Cloud accounting software firm Xero has put on another strong showing in its first financial report since consolidating its shares onto the ASX.
Revenue for the New Zealand-born company was up 37 percent to NZ$256.5 million (A$239 million) for the half-year to 30 September 2018, while its annualised monthly recurring revenue increased by 40 percent to hit NZ$589 million.
In the six-month period, Xero added a net 193,000 new subscribers to its customer base, hitting a total of 1.579 million.
The company broke down the subscriber base for each of its primary markets as well. Australia and New Zealand are still the biggest Xero customers, with its subscriber base growing by 24 percent to a combined 981,000. The UK market is the second biggest, with subscriptions up 40 percent to 355,000, followed by North America with 178,000 subscribers and the "rest of the world" at 65,000.

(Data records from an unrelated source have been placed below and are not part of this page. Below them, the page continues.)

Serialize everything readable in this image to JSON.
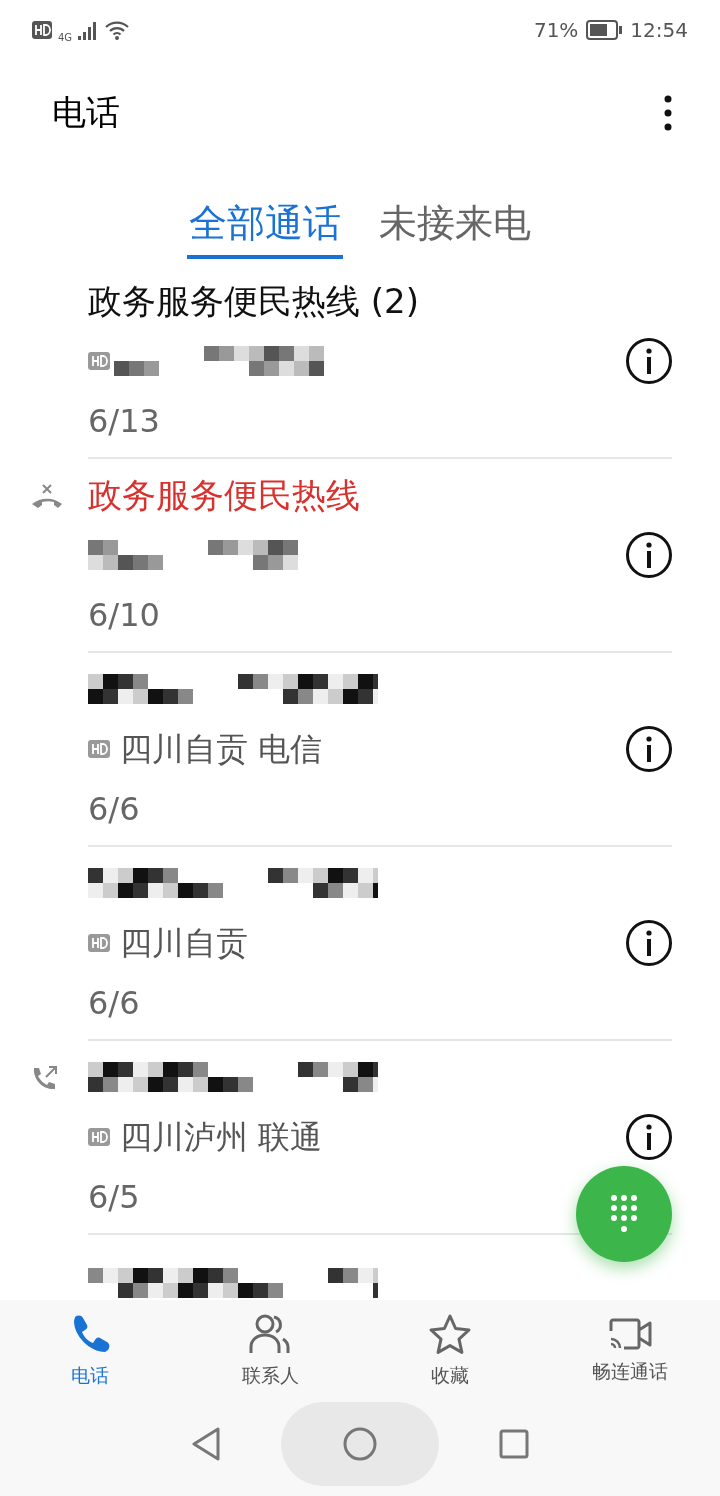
{
  "status_bar": {
    "network": "4G",
    "battery_text": "71%",
    "time": "12:54"
  },
  "header": {
    "title": "电话"
  },
  "tabs": [
    {
      "label": "全部通话",
      "selected": true
    },
    {
      "label": "未接来电",
      "selected": false
    }
  ],
  "calls": [
    {
      "kind": "plain",
      "lines": [
        {
          "kind": "name",
          "text": "政务服务便民热线 (2)",
          "missed": false
        },
        {
          "kind": "redacted",
          "hd": true
        },
        {
          "kind": "date",
          "text": "6/13"
        }
      ]
    },
    {
      "kind": "missed",
      "lines": [
        {
          "kind": "name",
          "text": "政务服务便民热线",
          "missed": true
        },
        {
          "kind": "redacted",
          "hd": false
        },
        {
          "kind": "date",
          "text": "6/10"
        }
      ]
    },
    {
      "kind": "plain",
      "lines": [
        {
          "kind": "redacted",
          "hd": false
        },
        {
          "kind": "location",
          "text": "四川自贡 电信",
          "hd": true
        },
        {
          "kind": "date",
          "text": "6/6"
        }
      ]
    },
    {
      "kind": "plain",
      "lines": [
        {
          "kind": "redacted",
          "hd": false
        },
        {
          "kind": "location",
          "text": "四川自贡",
          "hd": true
        },
        {
          "kind": "date",
          "text": "6/6"
        }
      ]
    },
    {
      "kind": "outgoing",
      "lines": [
        {
          "kind": "redacted",
          "hd": false
        },
        {
          "kind": "location",
          "text": "四川泸州 联通",
          "hd": true
        },
        {
          "kind": "date",
          "text": "6/5"
        }
      ]
    },
    {
      "kind": "plain",
      "lines": [
        {
          "kind": "redacted",
          "hd": false
        }
      ]
    }
  ],
  "bottom_nav": [
    {
      "label": "电话",
      "selected": true
    },
    {
      "label": "联系人",
      "selected": false
    },
    {
      "label": "收藏",
      "selected": false
    },
    {
      "label": "畅连通话",
      "selected": false
    }
  ]
}
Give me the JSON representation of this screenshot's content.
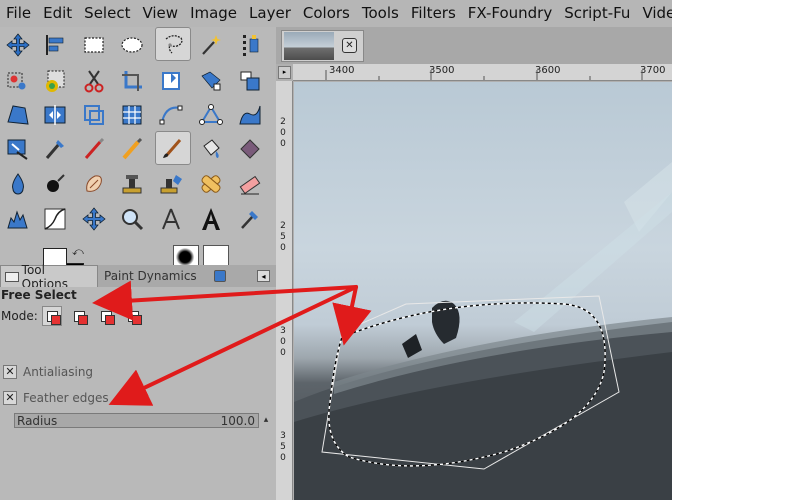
{
  "menubar": {
    "items": [
      "File",
      "Edit",
      "Select",
      "View",
      "Image",
      "Layer",
      "Colors",
      "Tools",
      "Filters",
      "FX-Foundry",
      "Script-Fu",
      "Video"
    ]
  },
  "toolbox": {
    "tools": [
      "move-tool-icon",
      "align-tool-icon",
      "rect-select-icon",
      "ellipse-select-icon",
      "free-select-icon",
      "fuzzy-select-icon",
      "color-select-icon",
      "scissors-select-icon",
      "foreground-select-icon",
      "crop-tool-icon",
      "rotate-tool-icon",
      "scale-tool-icon",
      "shear-tool-icon",
      "perspective-tool-icon",
      "flip-tool-icon",
      "cage-tool-icon",
      "grid-tool-icon",
      "path-tool-icon",
      "measure-tool-icon",
      "warp-tool-icon",
      "text-tool-icon",
      "color-picker-icon",
      "pencil-tool-icon",
      "paintbrush-tool-icon",
      "bucket-fill-icon",
      "blend-tool-icon",
      "eraser-tool-icon",
      "airbrush-tool-icon",
      "ink-tool-icon",
      "clone-tool-icon",
      "perspective-clone-icon",
      "heal-tool-icon",
      "smudge-tool-icon",
      "dodge-burn-icon",
      "blur-sharpen-icon",
      "levels-icon",
      "curves-icon",
      "unified-transform-icon",
      "zoom-tool-icon",
      "compass-tool-icon",
      "text-a-icon",
      "eyedropper-icon"
    ]
  },
  "dock": {
    "tab_tool_options": "Tool Options",
    "tab_paint_dynamics": "Paint Dynamics"
  },
  "tool_options": {
    "title": "Free Select",
    "mode_label": "Mode:",
    "antialiasing_label": "Antialiasing",
    "feather_label": "Feather edges",
    "radius_label": "Radius",
    "radius_value": "100.0"
  },
  "rulers": {
    "h_labels": [
      "3400",
      "3500",
      "3600",
      "3700"
    ],
    "v_labels": [
      [
        "2",
        "0",
        "0"
      ],
      [
        "2",
        "5",
        "0"
      ],
      [
        "3",
        "0",
        "0"
      ],
      [
        "3",
        "5",
        "0"
      ]
    ]
  },
  "colors": {
    "annotation_red": "#e01b1b",
    "menubar_bg": "#b6b6b6"
  }
}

Xero's average revenue per user now sits at $31.10 each, up six percent.
Despite strong revenue, Xero's losses widened to $28.6 million in the half-year, compared to $19.6 million in 2017, while EBITDA was up slightly to $16.8 million.
Xero reported its first-ever positive earnings for the full 2018 financial year in May, thanks in part to migrating its customer's data to Amazon Web Services two years prior. The migration brought down Xero's cost of revenue thanks to lower hosting costs as well as productivity gains from investing in a new customer service platform.
The company pointed out the losses included impairment costs from its acquisition of Hubdoc, the Canadian data capture and management software vendor it acquired in August for up to $95 million.
The losses also took into account costs related to Xero's strategic partnership with US payroll company Gusto, which chief executive Steve Vamos touted as an important step in the company's US strategy.
"Our acquisition of Hubdoc delivered a key element in Xero's code-free accounting strategy, enabling small businesses and their advisors to focus less on paperwork and more on growing their business," Vamos said.
"Likewise Xero's strategic alliance with leading US payroll provider Gusto is an important step in the implementation of our US strategy."
Other highlights from the half-year include raising US$300 million in capital to be used on targeted acquisitions and investments to extend its small business platform.
This is the first time Xero has reported its financial results since consolidating its shares onto the ASX in February this year. It also marks the first financial report since Steve Vamos took over the reins from founder Rod Drury, who stepped back into an innovation and strategy role in April.